Gallup said it added data recently to its 2010 analysis of gender differences in views of abortion to include several more years. Researchers said it shows the same pattern as data that dates to the 1970s.
"Over the past three decades, men and women have consistently held similar views about the extent to which abortion should be legal," Gallup said.
The numbers show 31 percent of women and 26 percent of men say abortion should be entirely allowed by law. Forty-two percent of female college graduates said they agree.
The survey offered three choices on abortion status -- legal in all circumstances, illegal in all circumstances or legal in only certain circumstances.
Since 1990, those who say abortion should be allowed in all circumstances only differ by 4 points per gender.
Gender aside, Americans remain split on the issue. Gallup's annual Values and Beliefs poll this week showed 48 percent oppose abortion and 48 percent support the practice.
The split follows a similar divide shown in past Gallup polls. When the question was first asked in the 1990s, 51 percent supported abortion, compared to 40 percent opposed. The gap narrowed in the 2000s, when the split became 47-46 percent in favor of legalization.
Monday's survey said half of Americans said abortion should be legal only in certain circumstances, 29 percent said it should be legal in all circumstances and 11 percent said it should be illegal outright.
No matter the viewpoint, some women seeking abortions say it's getting tougher to find a clinic to have the procedure, as states pass tighter restrictions.
Several clinics have recently closed in Iowa, Louisiana, and Arkansas, states that are also rolling out new laws shortening the time frame that women can seek legal abortions.
Last month, Iowa passed its so-called "Heartbeat Law," which bans nearly all abortions when a doctor can detect a fetal heartbeat. It's been put on hold, though, until legal challenges can be resolved.
"Arkansas has always been a hostile state toward abortion and with the new administration, it's kind of emboldened state legislators to continue to make regulations to limit access," Dr. Stephanie Ho, an abortion provider in Arkansas, told ABC News.

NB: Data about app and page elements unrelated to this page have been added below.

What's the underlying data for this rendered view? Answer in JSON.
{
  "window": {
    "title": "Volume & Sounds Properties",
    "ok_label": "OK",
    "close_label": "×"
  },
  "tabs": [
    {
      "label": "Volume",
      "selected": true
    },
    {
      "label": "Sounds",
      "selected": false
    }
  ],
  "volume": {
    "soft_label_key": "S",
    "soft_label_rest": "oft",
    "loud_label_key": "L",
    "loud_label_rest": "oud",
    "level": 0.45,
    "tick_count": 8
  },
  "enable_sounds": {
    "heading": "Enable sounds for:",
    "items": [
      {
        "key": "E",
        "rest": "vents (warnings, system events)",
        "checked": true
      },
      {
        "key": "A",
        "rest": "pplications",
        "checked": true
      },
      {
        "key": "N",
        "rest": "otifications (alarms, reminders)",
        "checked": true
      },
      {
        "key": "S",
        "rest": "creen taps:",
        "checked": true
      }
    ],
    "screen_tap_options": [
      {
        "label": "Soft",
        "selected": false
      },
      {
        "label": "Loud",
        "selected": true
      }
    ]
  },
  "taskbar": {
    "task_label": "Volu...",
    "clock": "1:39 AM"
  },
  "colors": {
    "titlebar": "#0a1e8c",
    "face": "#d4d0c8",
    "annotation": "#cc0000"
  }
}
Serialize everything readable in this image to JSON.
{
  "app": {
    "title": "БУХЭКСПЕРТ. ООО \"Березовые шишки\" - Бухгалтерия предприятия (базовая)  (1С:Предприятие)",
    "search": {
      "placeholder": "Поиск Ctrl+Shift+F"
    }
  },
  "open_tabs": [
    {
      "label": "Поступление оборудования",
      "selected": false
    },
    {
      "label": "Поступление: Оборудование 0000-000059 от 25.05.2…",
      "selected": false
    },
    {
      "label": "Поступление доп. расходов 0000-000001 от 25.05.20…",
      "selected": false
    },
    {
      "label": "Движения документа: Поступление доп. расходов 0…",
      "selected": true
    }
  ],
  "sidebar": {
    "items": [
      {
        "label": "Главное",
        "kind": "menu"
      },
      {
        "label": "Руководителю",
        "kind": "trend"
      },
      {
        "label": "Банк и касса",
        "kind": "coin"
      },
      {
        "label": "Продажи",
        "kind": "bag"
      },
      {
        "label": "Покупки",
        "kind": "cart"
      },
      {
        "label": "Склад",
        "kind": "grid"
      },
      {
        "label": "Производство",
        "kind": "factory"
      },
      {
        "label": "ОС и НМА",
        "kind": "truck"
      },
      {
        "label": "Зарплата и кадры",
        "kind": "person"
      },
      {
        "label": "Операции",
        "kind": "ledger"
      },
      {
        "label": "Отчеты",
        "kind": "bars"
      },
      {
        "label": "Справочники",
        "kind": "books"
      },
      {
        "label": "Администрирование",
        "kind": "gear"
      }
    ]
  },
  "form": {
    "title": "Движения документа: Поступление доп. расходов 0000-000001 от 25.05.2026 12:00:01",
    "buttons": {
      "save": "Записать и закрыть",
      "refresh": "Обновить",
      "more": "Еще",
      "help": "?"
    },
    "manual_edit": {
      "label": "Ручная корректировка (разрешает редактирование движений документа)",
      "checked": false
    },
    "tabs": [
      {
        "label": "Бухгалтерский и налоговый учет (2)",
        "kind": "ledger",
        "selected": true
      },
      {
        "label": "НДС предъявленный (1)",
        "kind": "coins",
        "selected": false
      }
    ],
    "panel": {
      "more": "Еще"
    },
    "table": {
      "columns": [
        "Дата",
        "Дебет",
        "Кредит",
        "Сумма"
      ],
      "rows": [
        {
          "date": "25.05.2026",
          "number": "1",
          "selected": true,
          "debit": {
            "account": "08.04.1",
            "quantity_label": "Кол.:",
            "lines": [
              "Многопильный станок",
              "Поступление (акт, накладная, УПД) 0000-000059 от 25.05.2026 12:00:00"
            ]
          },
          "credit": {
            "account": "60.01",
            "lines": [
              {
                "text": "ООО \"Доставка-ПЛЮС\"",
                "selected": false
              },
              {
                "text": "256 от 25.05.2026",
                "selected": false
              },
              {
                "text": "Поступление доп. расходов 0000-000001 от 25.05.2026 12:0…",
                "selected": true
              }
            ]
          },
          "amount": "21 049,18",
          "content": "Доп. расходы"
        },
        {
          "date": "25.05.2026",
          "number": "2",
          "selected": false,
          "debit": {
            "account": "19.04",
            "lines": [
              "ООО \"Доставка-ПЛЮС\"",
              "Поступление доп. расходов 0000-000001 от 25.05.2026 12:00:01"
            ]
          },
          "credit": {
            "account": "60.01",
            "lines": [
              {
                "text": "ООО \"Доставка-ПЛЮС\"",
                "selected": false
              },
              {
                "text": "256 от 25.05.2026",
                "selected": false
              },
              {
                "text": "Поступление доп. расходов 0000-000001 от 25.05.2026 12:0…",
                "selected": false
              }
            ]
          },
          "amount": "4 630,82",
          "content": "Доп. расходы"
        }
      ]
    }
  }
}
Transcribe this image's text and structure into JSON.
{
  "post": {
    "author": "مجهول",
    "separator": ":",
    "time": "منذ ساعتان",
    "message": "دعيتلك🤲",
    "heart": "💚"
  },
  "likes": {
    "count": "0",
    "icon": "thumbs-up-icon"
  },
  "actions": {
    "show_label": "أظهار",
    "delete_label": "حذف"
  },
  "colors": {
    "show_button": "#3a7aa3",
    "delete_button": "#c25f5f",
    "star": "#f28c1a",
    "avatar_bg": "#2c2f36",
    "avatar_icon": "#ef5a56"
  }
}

Arkansas and six other states -- West Virginia, Kentucky, Mississippi, North Dakota, South Dakota and Wyoming -- have just one abortion clinic. In Texas and Arizona, the number of clinics have been cut to less than half what they were just seven years ago.